Day 3- They upped my dosage of Zoloft. Joshua couldn’t come see me that day because he had to work during visiting hours, but my family came to see me. My grandparents and my mother came. They were worried sick about me and I had later learned that my grandpa had stayed in the same place for about a week, in 2002. My grandma told me that I didn’t belong there because I wasn’t crazy, my grandpa was glad he wasn’t the only crazy one and teased me, and my mom was just worried. After seeing them, I felt a tiny bit better. I still missed Josh and I couldn’t even call him that night because we weren’t allowed to use the phones after 10pm. I can’t really remember the rest of the day after that.

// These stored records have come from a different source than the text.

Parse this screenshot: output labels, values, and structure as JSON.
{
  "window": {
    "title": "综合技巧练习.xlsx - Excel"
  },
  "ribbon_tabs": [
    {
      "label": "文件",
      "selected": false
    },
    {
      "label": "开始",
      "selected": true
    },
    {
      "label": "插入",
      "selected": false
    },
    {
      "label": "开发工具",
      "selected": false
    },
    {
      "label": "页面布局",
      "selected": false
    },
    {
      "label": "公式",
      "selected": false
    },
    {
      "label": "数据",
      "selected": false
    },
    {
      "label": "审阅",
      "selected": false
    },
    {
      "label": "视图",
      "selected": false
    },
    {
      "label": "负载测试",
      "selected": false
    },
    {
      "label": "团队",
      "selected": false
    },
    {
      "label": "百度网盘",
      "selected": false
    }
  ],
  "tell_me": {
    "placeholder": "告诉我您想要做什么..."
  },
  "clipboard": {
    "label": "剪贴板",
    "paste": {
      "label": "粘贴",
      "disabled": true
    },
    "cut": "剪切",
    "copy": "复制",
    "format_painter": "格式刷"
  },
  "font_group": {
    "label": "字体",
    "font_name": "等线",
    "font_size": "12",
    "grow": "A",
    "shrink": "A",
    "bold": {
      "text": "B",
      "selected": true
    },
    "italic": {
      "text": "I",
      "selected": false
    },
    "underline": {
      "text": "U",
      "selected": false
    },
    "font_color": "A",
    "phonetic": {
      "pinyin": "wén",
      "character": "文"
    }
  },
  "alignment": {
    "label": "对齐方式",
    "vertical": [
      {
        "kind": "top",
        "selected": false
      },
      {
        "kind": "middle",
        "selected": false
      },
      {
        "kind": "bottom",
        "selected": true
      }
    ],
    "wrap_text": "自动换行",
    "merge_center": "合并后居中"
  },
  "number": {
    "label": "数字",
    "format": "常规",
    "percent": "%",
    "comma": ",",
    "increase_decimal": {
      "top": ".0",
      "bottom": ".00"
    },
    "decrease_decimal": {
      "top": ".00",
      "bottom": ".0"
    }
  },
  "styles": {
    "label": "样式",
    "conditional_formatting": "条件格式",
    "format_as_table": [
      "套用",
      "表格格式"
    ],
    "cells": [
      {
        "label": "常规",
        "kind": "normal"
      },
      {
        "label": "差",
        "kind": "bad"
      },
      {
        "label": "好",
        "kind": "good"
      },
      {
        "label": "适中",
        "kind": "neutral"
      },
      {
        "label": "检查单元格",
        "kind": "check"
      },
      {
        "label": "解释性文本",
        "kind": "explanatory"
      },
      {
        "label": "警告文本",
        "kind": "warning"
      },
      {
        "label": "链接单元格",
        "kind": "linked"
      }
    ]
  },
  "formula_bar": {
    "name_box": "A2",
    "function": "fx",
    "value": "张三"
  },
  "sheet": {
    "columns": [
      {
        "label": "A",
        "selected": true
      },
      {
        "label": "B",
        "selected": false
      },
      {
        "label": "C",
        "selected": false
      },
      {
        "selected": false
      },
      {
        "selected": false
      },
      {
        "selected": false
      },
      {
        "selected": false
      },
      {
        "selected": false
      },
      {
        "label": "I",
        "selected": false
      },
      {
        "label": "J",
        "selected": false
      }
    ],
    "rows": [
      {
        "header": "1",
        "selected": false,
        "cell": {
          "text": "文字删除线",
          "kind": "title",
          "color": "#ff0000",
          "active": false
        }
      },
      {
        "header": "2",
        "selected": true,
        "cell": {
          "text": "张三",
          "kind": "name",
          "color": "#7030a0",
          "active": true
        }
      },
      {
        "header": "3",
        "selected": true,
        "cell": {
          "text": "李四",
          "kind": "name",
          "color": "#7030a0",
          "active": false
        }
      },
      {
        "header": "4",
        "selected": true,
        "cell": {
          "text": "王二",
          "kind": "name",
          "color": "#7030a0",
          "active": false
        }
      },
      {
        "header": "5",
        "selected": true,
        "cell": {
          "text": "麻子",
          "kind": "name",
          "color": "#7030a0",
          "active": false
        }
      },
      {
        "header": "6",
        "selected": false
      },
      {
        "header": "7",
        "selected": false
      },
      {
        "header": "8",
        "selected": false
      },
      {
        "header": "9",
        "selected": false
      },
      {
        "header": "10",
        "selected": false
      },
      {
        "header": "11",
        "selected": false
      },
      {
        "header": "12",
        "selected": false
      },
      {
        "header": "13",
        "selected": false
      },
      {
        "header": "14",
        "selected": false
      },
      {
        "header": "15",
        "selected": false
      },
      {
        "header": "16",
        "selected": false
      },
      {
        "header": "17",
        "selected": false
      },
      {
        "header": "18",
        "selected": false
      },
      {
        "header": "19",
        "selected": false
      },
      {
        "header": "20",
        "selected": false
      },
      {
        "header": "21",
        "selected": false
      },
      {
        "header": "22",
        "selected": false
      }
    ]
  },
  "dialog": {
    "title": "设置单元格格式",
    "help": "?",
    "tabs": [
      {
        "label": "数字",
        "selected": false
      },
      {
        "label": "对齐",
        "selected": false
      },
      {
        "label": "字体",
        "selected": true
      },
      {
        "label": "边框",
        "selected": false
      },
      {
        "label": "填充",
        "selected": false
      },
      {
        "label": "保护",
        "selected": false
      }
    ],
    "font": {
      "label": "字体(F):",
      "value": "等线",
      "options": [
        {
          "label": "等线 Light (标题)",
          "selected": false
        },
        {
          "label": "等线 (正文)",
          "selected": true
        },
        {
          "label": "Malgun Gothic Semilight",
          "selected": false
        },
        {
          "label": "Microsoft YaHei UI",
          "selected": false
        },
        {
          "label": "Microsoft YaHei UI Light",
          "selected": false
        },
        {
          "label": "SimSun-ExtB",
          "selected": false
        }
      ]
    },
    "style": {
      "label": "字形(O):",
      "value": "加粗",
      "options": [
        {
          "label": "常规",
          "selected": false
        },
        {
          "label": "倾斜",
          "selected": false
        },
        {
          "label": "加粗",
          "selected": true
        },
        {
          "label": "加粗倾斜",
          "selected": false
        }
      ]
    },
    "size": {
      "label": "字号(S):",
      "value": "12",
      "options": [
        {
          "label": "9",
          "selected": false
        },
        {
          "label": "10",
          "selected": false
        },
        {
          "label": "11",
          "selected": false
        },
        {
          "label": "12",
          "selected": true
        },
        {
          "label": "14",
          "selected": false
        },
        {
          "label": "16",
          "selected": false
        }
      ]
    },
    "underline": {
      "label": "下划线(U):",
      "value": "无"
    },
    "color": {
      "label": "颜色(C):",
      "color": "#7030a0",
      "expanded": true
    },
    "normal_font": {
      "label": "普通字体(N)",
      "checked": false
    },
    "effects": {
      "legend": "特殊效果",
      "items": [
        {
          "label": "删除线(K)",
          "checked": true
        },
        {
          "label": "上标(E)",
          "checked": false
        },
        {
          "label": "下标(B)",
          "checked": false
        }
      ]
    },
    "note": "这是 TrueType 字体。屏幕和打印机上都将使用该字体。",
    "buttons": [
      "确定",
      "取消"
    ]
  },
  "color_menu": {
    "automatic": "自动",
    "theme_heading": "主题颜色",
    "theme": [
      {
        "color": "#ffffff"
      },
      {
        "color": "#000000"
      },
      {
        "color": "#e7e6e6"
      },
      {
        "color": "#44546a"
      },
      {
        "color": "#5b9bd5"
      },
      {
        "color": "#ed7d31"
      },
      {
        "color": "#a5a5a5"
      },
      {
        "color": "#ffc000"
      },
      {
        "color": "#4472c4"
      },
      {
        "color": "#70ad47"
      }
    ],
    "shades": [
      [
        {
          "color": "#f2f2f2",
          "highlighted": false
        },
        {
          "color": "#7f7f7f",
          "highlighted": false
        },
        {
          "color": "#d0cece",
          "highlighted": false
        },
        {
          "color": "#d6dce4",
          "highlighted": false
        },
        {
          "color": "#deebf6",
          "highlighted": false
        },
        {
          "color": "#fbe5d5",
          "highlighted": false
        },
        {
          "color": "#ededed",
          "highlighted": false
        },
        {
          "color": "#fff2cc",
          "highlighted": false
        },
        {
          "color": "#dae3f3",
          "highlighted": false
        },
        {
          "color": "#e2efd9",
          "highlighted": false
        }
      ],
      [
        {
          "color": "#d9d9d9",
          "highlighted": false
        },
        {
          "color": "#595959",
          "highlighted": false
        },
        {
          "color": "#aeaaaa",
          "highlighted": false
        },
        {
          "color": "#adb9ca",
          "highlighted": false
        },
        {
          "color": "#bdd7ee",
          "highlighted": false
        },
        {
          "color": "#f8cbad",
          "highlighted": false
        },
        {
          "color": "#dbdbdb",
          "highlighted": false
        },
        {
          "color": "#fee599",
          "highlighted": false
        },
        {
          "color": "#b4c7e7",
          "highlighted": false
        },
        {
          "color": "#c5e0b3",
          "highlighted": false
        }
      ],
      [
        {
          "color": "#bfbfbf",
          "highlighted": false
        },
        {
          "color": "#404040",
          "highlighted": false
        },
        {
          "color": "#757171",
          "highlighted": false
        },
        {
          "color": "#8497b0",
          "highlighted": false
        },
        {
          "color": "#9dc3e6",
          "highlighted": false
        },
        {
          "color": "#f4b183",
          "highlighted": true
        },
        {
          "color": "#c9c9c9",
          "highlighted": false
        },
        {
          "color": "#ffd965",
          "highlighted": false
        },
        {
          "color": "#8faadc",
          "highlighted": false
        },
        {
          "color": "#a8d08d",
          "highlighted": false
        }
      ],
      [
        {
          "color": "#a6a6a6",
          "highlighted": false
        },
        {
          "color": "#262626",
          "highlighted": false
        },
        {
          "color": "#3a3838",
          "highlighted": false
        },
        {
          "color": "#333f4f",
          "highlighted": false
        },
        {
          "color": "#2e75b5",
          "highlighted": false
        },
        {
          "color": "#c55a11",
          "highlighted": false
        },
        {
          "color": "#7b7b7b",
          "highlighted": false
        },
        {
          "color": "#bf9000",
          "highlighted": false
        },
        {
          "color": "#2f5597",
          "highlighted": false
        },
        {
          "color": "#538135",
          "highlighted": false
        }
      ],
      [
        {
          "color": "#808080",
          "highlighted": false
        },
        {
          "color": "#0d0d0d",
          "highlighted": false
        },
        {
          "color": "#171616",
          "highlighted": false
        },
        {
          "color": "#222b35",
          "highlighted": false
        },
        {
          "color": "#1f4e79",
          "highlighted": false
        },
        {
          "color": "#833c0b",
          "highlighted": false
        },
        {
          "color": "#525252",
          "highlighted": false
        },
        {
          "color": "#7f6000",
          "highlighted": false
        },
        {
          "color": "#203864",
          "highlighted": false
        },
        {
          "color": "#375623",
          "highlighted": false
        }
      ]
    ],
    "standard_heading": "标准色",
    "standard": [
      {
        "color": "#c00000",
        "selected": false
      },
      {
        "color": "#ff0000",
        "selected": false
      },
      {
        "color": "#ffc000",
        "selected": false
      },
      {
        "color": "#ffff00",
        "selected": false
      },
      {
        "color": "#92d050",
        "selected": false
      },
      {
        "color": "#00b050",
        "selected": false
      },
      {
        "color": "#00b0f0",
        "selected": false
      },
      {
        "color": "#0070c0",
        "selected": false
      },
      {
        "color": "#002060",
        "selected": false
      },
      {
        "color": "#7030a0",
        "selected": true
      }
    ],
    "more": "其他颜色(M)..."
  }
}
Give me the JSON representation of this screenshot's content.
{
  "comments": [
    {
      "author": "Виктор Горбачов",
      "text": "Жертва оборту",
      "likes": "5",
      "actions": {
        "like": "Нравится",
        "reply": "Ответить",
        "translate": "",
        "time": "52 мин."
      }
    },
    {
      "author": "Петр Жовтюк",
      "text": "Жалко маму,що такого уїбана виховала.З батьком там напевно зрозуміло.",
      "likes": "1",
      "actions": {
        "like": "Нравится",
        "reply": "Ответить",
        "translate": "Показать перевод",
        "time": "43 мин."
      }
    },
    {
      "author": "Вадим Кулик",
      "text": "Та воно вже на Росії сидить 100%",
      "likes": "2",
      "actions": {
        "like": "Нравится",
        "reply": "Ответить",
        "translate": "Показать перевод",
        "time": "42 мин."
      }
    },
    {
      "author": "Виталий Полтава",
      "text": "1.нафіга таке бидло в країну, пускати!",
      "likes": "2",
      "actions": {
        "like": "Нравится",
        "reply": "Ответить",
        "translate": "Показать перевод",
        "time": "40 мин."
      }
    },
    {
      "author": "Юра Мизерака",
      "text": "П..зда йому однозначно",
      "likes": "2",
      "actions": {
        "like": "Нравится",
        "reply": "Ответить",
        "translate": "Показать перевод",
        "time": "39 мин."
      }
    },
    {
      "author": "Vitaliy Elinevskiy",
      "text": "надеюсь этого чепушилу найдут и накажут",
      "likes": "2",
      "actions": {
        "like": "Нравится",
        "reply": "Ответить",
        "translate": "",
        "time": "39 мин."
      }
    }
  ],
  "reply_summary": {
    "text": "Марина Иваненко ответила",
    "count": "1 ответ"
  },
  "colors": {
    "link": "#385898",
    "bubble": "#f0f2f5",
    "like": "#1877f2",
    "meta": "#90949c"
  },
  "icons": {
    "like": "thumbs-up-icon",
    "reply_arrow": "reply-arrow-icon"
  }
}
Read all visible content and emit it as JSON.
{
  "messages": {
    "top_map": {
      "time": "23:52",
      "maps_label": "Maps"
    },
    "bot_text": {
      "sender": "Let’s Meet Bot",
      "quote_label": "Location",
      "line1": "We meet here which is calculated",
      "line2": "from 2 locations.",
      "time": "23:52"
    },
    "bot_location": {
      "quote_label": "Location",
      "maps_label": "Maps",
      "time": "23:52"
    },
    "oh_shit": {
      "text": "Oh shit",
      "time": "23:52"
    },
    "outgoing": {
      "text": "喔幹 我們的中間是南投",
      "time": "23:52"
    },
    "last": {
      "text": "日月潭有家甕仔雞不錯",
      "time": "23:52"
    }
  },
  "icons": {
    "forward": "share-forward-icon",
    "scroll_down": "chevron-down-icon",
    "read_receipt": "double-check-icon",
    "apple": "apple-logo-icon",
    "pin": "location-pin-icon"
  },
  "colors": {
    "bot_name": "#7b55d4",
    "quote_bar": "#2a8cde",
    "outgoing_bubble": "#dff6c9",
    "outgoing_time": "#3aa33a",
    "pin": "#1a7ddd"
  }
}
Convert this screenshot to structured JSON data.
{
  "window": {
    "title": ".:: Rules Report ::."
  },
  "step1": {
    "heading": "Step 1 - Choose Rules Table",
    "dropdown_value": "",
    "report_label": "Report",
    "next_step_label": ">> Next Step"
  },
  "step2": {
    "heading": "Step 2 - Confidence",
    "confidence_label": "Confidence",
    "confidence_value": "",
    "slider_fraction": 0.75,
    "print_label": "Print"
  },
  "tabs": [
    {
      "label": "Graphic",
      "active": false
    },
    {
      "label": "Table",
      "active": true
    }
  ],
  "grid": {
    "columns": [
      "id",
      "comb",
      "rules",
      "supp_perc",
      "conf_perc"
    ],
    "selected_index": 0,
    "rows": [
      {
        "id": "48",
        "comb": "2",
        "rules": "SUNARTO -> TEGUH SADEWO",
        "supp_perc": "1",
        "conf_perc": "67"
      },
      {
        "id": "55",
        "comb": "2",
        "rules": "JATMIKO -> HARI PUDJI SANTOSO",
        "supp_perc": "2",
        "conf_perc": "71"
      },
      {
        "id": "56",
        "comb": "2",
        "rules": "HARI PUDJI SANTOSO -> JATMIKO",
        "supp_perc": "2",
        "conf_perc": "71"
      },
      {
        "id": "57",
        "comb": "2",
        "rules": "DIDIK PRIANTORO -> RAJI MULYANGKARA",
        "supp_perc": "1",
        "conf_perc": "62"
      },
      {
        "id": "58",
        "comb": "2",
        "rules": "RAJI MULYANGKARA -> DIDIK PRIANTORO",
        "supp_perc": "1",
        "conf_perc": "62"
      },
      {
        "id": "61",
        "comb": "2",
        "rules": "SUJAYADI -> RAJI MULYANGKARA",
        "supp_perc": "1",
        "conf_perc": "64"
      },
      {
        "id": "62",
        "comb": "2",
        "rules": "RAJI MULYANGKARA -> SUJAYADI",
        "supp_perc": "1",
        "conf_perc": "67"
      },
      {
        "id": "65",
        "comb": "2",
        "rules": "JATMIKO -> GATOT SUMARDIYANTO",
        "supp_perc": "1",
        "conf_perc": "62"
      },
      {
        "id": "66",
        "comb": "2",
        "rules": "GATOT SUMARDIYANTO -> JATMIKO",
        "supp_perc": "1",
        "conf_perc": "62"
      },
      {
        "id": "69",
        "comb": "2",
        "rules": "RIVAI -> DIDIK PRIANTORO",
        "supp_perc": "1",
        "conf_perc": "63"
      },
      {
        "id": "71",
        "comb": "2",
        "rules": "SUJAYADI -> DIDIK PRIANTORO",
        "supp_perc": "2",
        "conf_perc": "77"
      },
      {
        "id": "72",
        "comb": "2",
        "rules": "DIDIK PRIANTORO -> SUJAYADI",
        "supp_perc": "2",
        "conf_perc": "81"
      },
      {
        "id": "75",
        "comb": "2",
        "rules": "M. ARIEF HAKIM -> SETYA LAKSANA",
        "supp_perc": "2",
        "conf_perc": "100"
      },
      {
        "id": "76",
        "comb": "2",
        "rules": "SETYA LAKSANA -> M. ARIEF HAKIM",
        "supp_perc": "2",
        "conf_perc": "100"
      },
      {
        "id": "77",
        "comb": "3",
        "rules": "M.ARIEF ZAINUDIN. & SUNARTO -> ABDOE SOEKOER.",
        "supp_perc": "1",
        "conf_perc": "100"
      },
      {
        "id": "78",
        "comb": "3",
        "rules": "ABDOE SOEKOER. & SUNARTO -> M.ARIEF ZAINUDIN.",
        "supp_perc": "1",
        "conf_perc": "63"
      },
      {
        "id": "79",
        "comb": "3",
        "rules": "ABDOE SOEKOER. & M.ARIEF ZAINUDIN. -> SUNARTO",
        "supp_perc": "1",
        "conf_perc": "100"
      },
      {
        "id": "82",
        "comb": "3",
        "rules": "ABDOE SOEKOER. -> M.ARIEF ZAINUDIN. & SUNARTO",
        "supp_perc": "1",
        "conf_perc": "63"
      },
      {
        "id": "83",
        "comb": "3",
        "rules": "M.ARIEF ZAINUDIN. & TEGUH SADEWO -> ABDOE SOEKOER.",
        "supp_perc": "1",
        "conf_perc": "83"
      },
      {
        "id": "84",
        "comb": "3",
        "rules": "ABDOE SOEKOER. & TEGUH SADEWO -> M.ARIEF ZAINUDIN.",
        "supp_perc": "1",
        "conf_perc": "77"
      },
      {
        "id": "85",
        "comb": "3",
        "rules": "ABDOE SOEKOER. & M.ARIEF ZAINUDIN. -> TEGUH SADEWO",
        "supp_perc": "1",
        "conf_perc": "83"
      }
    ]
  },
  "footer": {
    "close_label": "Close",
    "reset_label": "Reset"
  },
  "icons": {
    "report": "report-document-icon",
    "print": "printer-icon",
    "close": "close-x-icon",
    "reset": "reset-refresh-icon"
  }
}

Day 4- I had gotten used to being there by Day 4. I played board games. I talked to the other patients. I had a friend there from school (whom I will not name) and we were finally comfortable. We talked about things we were going to do when we got out. We walked continuously up and down the hallway. She and I found it hilarious that two people in the ward had begun flirting with one another and eventually become a couple. The nurses were on their toes making sure that these two people weren’t making out in the corners of the hallway. We were amused. I was slightly used to my medicine and my beloved had come to see me. I finally felt at peace. I stopped worrying about my school work and accepted my situation as it was, and doing so made my days a whole hell of a lot quicker.
Day 5- They made me sign papers for my discharge. They made me make sure that I had a ride for the next day, back to my college campus. I was so giddy. My friend and I were getting out on the same day. A new girl had come to the ward that day and after group, my friend and I had made a joke about the PDA of the couple. This lady screamed at me and eventually had to be sedated because I apparently had said something about her. This made me extremely anxious.

Day 6- FREEDOM. I was finally able to leave. My grandparents picked me up and took me back to school at around 3pm. I had never felt so relieved to breathe fresh air and be outside.

The following few days after I had come back from the hospital were weird and I had to adjust to living in normal society once again, which was… a challenge to say the least. My friends hadn’t really even noticed I was gone and I sunk right back into the same mood I had before I had left. I didn’t really matter in the grand scheme of things; you know? Like, life went on smoothly without me and that discouraged me for about a week.

But enough whining. I hope this gives you some insight on mental health treatments. While being hospitalized was not a bad thing for me, it still wasn’t the best experience ever. I’m grateful for the treatment, I suppose.

Thank you for patiently reading through my extremely personal experience. I really needed to get this out of my system.